### TASK INPUT
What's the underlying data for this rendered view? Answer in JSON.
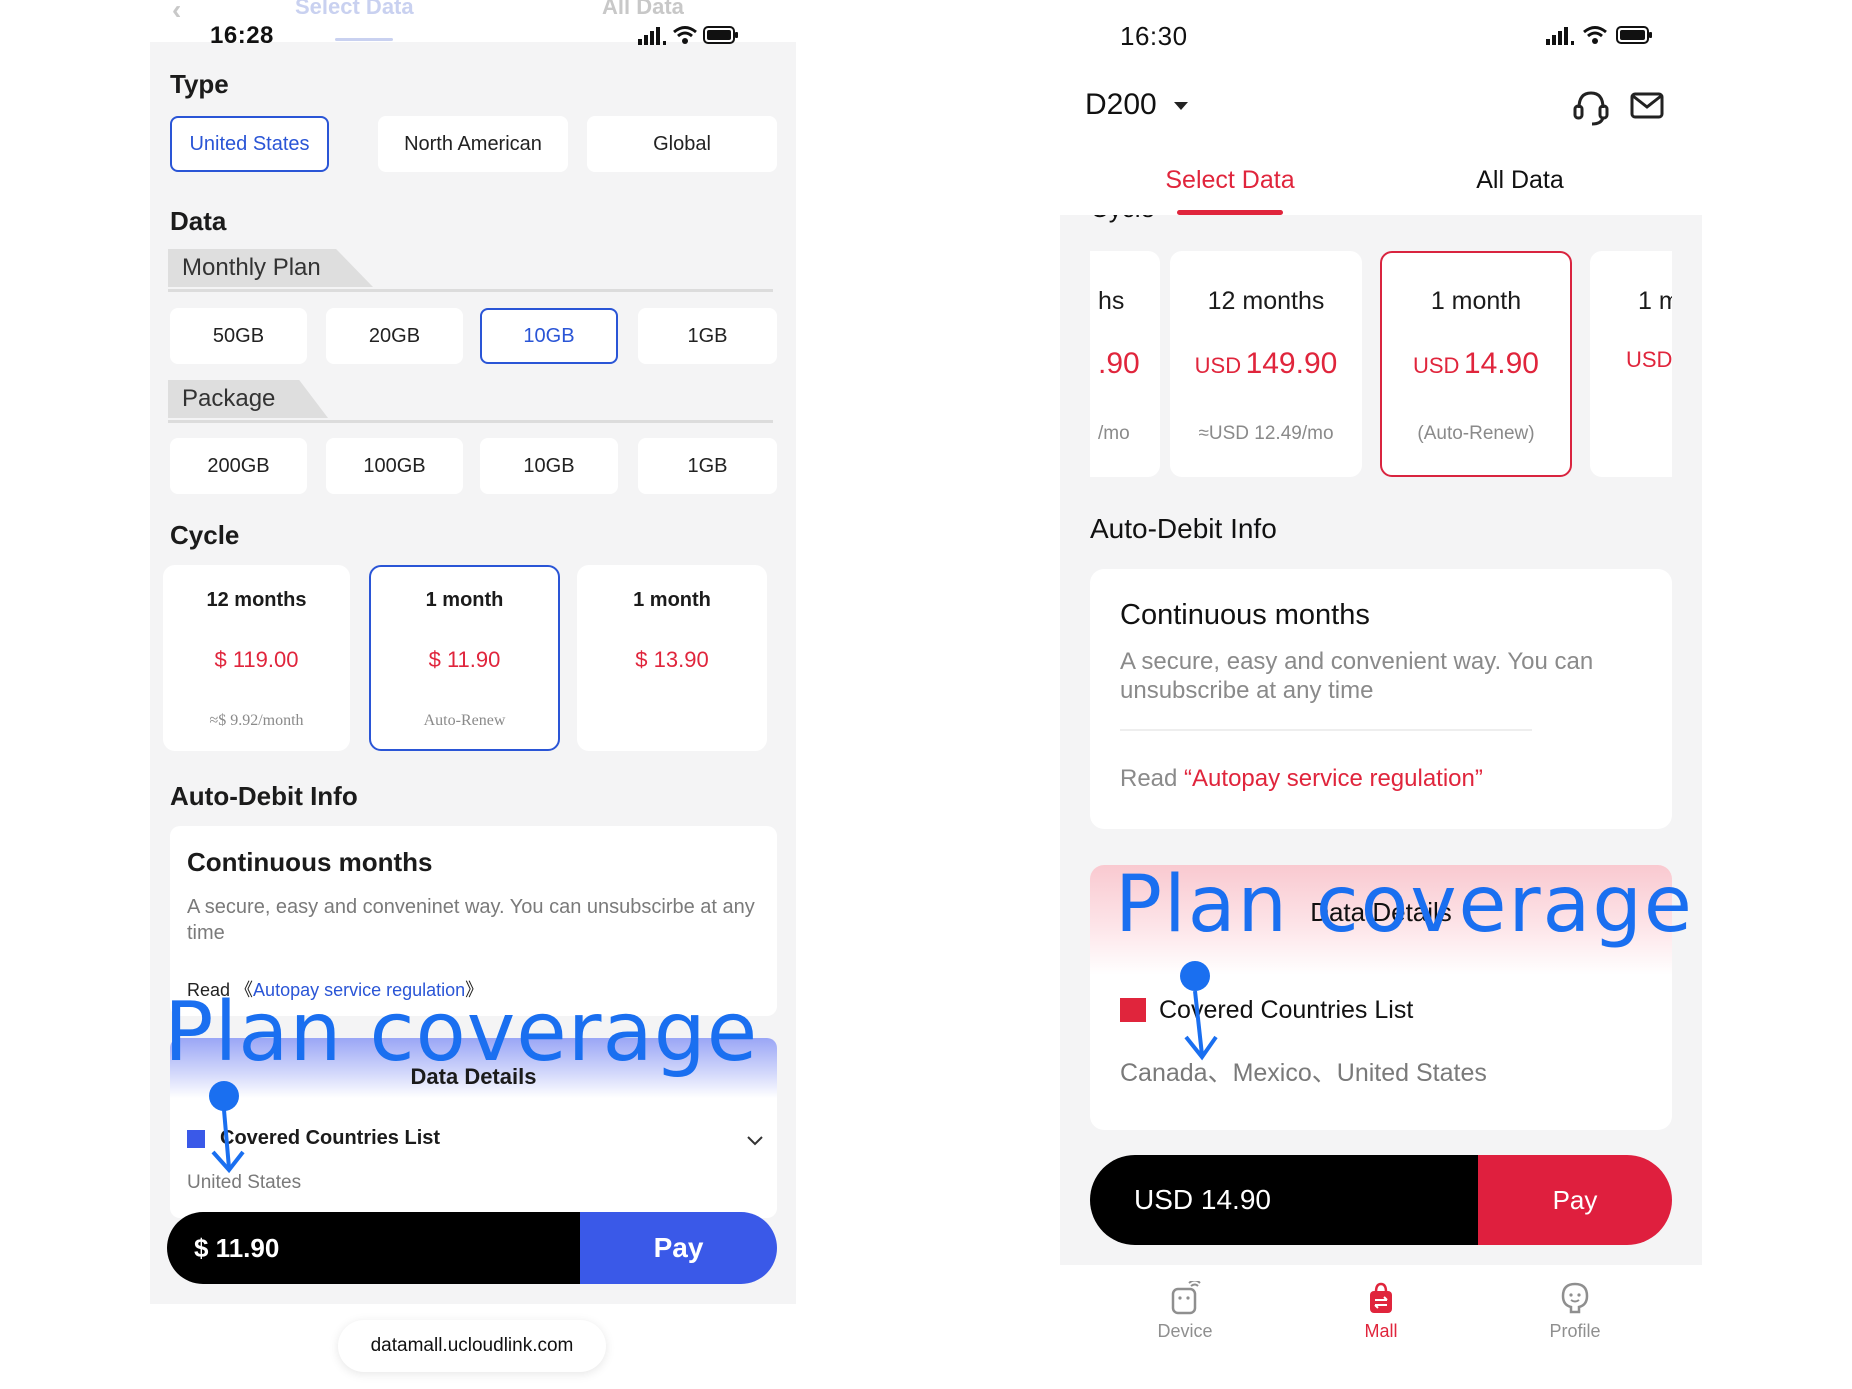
{
  "left": {
    "status": {
      "time": "16:28"
    },
    "ghost_tabs": {
      "select": "Select Data",
      "all": "All Data"
    },
    "type": {
      "title": "Type",
      "options": [
        "United States",
        "North American",
        "Global"
      ],
      "selected": "United States"
    },
    "data": {
      "title": "Data",
      "monthly_label": "Monthly Plan",
      "monthly_options": [
        "50GB",
        "20GB",
        "10GB",
        "1GB"
      ],
      "monthly_selected": "10GB",
      "package_label": "Package",
      "package_options": [
        "200GB",
        "100GB",
        "10GB",
        "1GB"
      ]
    },
    "cycle": {
      "title": "Cycle",
      "items": [
        {
          "months": "12 months",
          "price": "$ 119.00",
          "sub": "≈$ 9.92/month"
        },
        {
          "months": "1 month",
          "price": "$ 11.90",
          "sub": "Auto-Renew"
        },
        {
          "months": "1 month",
          "price": "$ 13.90",
          "sub": ""
        }
      ],
      "selected_index": 1
    },
    "auto_debit": {
      "title": "Auto-Debit Info",
      "card_title": "Continuous months",
      "desc": "A secure, easy and conveninet way. You can unsubscirbe at any time",
      "read_prefix": "Read",
      "link_open": "《",
      "link_text": "Autopay service regulation",
      "link_close": "》"
    },
    "annotation": "Plan coverage",
    "details": {
      "title": "Data Details",
      "countries_label": "Covered Countries List",
      "countries": "United States"
    },
    "pay_bar": {
      "amount": "$ 11.90",
      "pay_label": "Pay"
    },
    "url": "datamall.ucloudlink.com",
    "accent": "#2a55d6"
  },
  "right": {
    "status": {
      "time": "16:30"
    },
    "header": {
      "device": "D200"
    },
    "tabs": {
      "select": "Select Data",
      "all": "All Data",
      "active": "select"
    },
    "cycle_cards": [
      {
        "months": "",
        "cur": "",
        "price": ".90",
        "sub": "/mo",
        "partial_text_left": "hs"
      },
      {
        "months": "12 months",
        "cur": "USD",
        "price": "149.90",
        "sub": "≈USD 12.49/mo"
      },
      {
        "months": "1 month",
        "cur": "USD",
        "price": "14.90",
        "sub": "(Auto-Renew)"
      },
      {
        "months": "1 m",
        "cur": "USD",
        "price": "",
        "sub": ""
      }
    ],
    "selected_index": 2,
    "auto_debit": {
      "title": "Auto-Debit Info",
      "card_title": "Continuous months",
      "desc": "A secure, easy and convenient way. You can unsubscribe at any time",
      "read_prefix": "Read ",
      "link_text": "“Autopay service regulation”"
    },
    "annotation": "Plan coverage",
    "details": {
      "title": "Data Details",
      "countries_label": "Covered Countries List",
      "countries": "Canada、Mexico、United States"
    },
    "pay_bar": {
      "amount": "USD 14.90",
      "pay_label": "Pay"
    },
    "nav": {
      "device": "Device",
      "mall": "Mall",
      "profile": "Profile",
      "active": "mall"
    },
    "accent": "#e0253c"
  }
}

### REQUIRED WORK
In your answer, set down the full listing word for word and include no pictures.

### REPLY
What's the underlying data for this rendered view? Answer in JSON.
{
  "left": {
    "status": {
      "time": "16:28"
    },
    "ghost_tabs": {
      "select": "Select Data",
      "all": "All Data"
    },
    "type": {
      "title": "Type",
      "options": [
        "United States",
        "North American",
        "Global"
      ],
      "selected": "United States"
    },
    "data": {
      "title": "Data",
      "monthly_label": "Monthly Plan",
      "monthly_options": [
        "50GB",
        "20GB",
        "10GB",
        "1GB"
      ],
      "monthly_selected": "10GB",
      "package_label": "Package",
      "package_options": [
        "200GB",
        "100GB",
        "10GB",
        "1GB"
      ]
    },
    "cycle": {
      "title": "Cycle",
      "items": [
        {
          "months": "12 months",
          "price": "$ 119.00",
          "sub": "≈$ 9.92/month"
        },
        {
          "months": "1 month",
          "price": "$ 11.90",
          "sub": "Auto-Renew"
        },
        {
          "months": "1 month",
          "price": "$ 13.90",
          "sub": ""
        }
      ],
      "selected_index": 1
    },
    "auto_debit": {
      "title": "Auto-Debit Info",
      "card_title": "Continuous months",
      "desc": "A secure, easy and conveninet way. You can unsubscirbe at any time",
      "read_prefix": "Read",
      "link_open": "《",
      "link_text": "Autopay service regulation",
      "link_close": "》"
    },
    "annotation": "Plan coverage",
    "details": {
      "title": "Data Details",
      "countries_label": "Covered Countries List",
      "countries": "United States"
    },
    "pay_bar": {
      "amount": "$ 11.90",
      "pay_label": "Pay"
    },
    "url": "datamall.ucloudlink.com",
    "accent": "#2a55d6"
  },
  "right": {
    "status": {
      "time": "16:30"
    },
    "header": {
      "device": "D200"
    },
    "tabs": {
      "select": "Select Data",
      "all": "All Data",
      "active": "select"
    },
    "cycle_cards": [
      {
        "months": "",
        "cur": "",
        "price": ".90",
        "sub": "/mo",
        "partial_text_left": "hs"
      },
      {
        "months": "12 months",
        "cur": "USD",
        "price": "149.90",
        "sub": "≈USD 12.49/mo"
      },
      {
        "months": "1 month",
        "cur": "USD",
        "price": "14.90",
        "sub": "(Auto-Renew)"
      },
      {
        "months": "1 m",
        "cur": "USD",
        "price": "",
        "sub": ""
      }
    ],
    "selected_index": 2,
    "auto_debit": {
      "title": "Auto-Debit Info",
      "card_title": "Continuous months",
      "desc": "A secure, easy and convenient way. You can unsubscribe at any time",
      "read_prefix": "Read ",
      "link_text": "“Autopay service regulation”"
    },
    "annotation": "Plan coverage",
    "details": {
      "title": "Data Details",
      "countries_label": "Covered Countries List",
      "countries": "Canada、Mexico、United States"
    },
    "pay_bar": {
      "amount": "USD 14.90",
      "pay_label": "Pay"
    },
    "nav": {
      "device": "Device",
      "mall": "Mall",
      "profile": "Profile",
      "active": "mall"
    },
    "accent": "#e0253c"
  }
}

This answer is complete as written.